[[ Entries supplied, beginning ]]
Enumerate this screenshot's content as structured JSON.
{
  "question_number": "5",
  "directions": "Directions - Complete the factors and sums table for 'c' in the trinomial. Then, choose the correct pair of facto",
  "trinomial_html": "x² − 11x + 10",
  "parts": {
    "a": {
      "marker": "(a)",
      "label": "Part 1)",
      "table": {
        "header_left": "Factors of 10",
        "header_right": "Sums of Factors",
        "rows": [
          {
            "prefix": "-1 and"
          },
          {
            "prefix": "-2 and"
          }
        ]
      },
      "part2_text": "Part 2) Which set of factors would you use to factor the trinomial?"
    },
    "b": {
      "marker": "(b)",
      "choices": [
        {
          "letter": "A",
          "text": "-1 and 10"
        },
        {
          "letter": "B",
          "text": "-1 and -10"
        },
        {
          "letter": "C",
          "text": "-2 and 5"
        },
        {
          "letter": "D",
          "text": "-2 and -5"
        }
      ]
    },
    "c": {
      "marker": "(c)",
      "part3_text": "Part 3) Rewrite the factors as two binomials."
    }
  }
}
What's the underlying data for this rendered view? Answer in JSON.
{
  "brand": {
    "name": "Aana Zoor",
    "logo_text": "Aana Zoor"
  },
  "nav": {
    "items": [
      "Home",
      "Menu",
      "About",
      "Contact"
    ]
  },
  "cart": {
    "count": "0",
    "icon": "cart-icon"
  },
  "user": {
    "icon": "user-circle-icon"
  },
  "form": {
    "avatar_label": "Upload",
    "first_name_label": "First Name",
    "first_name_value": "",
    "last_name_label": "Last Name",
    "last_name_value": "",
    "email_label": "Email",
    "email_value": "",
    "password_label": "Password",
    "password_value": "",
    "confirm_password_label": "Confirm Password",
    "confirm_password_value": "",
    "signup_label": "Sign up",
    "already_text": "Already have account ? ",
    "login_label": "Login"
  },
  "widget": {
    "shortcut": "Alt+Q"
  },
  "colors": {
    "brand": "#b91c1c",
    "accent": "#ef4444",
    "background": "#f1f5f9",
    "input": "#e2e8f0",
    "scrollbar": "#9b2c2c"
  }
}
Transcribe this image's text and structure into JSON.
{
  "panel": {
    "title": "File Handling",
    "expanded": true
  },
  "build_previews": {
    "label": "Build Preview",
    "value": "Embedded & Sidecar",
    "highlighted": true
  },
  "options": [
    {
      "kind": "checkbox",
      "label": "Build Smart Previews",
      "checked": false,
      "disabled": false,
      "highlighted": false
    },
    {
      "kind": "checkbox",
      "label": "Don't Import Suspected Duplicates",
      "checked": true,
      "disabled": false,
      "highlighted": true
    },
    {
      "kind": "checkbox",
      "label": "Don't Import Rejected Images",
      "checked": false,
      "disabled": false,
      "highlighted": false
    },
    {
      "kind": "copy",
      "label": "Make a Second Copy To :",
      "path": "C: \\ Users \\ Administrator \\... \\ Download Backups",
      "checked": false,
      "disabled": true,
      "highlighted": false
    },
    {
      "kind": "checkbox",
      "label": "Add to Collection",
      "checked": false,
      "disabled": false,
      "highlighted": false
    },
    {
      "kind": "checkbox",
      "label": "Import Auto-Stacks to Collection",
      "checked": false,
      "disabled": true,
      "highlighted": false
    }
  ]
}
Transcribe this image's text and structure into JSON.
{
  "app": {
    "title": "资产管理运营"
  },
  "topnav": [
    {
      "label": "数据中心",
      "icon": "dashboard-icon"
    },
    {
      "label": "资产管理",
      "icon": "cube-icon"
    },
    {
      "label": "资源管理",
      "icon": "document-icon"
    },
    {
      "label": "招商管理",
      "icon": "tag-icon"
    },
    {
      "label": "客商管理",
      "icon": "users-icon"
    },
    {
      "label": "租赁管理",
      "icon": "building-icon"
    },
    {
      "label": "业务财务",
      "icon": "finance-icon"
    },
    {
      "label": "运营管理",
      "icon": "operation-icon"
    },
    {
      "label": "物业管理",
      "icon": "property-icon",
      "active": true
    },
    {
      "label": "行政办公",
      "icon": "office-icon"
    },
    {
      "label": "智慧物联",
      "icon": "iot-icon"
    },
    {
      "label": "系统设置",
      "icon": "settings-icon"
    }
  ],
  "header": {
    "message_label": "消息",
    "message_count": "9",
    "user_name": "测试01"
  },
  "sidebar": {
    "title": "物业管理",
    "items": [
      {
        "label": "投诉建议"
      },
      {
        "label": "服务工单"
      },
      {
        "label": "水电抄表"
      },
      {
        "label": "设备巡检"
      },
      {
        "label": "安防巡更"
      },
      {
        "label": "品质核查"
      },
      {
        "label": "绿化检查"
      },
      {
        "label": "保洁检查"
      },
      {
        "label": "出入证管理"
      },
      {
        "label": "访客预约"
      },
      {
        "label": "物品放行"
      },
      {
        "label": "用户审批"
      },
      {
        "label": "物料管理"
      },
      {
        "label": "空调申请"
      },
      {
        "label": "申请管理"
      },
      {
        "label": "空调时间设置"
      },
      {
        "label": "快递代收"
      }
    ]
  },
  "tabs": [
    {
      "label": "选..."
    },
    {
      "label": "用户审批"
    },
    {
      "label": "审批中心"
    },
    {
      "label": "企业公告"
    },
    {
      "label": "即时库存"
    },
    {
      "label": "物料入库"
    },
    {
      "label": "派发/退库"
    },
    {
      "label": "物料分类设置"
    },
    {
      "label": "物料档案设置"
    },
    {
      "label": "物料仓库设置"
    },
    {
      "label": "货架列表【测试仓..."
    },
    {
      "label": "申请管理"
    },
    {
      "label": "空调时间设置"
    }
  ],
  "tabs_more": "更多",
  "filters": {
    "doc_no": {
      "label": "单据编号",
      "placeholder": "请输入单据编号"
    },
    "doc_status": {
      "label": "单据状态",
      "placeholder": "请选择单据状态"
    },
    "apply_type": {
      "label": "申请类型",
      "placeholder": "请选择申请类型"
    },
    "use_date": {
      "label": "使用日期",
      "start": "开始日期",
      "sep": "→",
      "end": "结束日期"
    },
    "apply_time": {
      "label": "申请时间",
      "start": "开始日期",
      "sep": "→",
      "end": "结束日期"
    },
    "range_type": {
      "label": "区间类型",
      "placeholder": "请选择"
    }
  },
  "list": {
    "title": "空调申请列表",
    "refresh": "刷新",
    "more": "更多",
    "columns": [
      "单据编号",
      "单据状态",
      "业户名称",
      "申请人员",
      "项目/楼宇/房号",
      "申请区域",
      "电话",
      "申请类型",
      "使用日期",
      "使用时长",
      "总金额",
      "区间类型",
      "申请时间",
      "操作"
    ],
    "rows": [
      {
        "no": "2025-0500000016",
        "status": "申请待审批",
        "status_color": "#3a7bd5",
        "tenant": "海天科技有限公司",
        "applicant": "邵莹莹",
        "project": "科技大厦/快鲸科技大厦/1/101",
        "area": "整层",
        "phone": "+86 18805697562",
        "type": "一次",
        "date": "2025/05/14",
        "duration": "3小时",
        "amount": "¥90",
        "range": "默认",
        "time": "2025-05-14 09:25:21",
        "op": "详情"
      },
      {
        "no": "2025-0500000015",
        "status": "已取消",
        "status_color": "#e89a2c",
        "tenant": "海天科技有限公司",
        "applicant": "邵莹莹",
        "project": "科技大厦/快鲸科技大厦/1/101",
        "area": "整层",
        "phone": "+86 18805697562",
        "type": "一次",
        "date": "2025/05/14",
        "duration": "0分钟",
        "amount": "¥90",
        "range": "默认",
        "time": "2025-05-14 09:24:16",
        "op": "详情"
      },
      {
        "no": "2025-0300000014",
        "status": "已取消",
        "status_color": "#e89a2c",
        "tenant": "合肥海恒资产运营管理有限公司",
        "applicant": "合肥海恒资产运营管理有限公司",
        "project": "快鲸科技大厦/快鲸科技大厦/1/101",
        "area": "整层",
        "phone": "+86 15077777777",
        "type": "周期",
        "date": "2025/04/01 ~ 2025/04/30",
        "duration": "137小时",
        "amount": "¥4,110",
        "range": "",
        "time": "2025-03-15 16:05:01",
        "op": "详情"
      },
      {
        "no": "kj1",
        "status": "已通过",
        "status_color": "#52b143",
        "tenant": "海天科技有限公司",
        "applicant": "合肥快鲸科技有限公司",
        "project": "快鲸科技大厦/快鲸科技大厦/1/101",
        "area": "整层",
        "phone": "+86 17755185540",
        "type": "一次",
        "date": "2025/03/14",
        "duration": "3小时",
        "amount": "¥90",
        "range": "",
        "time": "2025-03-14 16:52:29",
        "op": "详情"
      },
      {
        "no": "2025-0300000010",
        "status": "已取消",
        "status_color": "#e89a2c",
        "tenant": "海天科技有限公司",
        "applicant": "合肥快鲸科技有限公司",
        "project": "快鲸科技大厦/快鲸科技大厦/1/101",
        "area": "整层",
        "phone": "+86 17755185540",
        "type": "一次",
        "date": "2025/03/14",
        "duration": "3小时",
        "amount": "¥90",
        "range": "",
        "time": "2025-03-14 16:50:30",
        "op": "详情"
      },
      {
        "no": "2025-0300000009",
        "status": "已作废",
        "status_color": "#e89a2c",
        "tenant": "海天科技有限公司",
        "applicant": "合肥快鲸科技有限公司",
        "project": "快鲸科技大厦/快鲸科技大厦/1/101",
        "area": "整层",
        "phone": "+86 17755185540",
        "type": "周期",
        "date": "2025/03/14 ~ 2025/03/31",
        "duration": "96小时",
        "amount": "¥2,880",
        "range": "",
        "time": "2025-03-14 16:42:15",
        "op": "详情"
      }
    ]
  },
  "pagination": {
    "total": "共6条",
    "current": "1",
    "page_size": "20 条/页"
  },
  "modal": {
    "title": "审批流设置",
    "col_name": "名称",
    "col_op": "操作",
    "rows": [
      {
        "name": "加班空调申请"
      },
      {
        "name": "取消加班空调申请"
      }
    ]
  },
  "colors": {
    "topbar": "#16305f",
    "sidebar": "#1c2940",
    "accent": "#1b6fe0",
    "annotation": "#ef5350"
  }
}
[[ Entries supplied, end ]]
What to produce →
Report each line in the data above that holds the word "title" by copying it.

Result of this task →
    "title": "File Handling",
    "title": "资产管理运营"
    "title": "物业管理",
    "title": "空调申请列表",
    "title": "审批流设置",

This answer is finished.